S9, Male, profile, showing green
S4, Male, ventral
|Class:||Animals (Animalia) - Jointed Legs (Arthropoda) - Insects (Insecta)|
|Order:||Butterflies & Moths (Lepidoptera)|
|Family:||Geometer (:Geometridae Larentiinae)|
|Species:||Wattle Looper (Phrissogonus laticostata)|
|This Photo:||S4, Male, costal tuft|
|Other name:||Apple Looper|
EXTRA - Photo Specific Information:
I find this a very interesting photo as it shows so many things. The main object was to show a close up of one of the costal tufts on the males forewing.
However, also note the thickness of the scales. Moths only have scales, no hair, yet some of the scales shown here are as thin as hairs. Hence hair like scales.
Then the scales on the wings show a close up of how the patterns are made. You can see how a worn moth (ie lost scales) looses it's patterns as well.
General Species Information:
Found on Ellura (in the Murray Mallee) & in the Adelaide Hills
About 7mm body & head, about 20mm wingspan
Males are easily identified by the costal wing tufts (tufts on the front of the open wing).
Both males & females have very scaloped bodies when viewed in profile. It helps confirm female id, but makes it hard to get dorsal shots fully in focus as the body is considerably higher than the wings.
They often sit upside down; some photo's here have been rotated to make it easier to compare with other moths.
Some moths, like this can be quite variable. It's unusual for us to find green colours on anything at Ellura, however, specimen 9 was the only one found at Ellura with some green in it; compared with Adelaide Hills specimens we found.
NB: the very different body shapes between the 2 male ventral shots. Normally we would consider this a sign of gender variation, but it just goes to show you have to be careful of what one assumes. We have seen similar bloating in moths that have been drowning in puddles, etc.
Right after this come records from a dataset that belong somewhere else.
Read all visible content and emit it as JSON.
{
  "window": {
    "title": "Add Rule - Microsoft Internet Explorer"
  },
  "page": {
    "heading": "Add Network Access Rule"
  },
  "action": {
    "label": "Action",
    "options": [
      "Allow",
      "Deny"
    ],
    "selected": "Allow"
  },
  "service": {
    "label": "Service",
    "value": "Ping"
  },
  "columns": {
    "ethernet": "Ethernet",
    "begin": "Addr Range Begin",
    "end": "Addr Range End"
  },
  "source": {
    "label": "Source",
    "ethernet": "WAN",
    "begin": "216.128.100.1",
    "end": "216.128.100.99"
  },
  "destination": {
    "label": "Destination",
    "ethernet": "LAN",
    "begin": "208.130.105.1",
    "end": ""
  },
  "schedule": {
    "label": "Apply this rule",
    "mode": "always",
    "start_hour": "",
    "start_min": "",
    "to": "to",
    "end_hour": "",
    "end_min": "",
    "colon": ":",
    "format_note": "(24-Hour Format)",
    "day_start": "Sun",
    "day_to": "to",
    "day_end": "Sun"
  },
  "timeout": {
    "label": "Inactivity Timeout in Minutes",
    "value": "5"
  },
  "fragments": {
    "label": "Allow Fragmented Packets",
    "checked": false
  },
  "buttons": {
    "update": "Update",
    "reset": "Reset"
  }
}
Primarily October sightings, with a couple around New Year.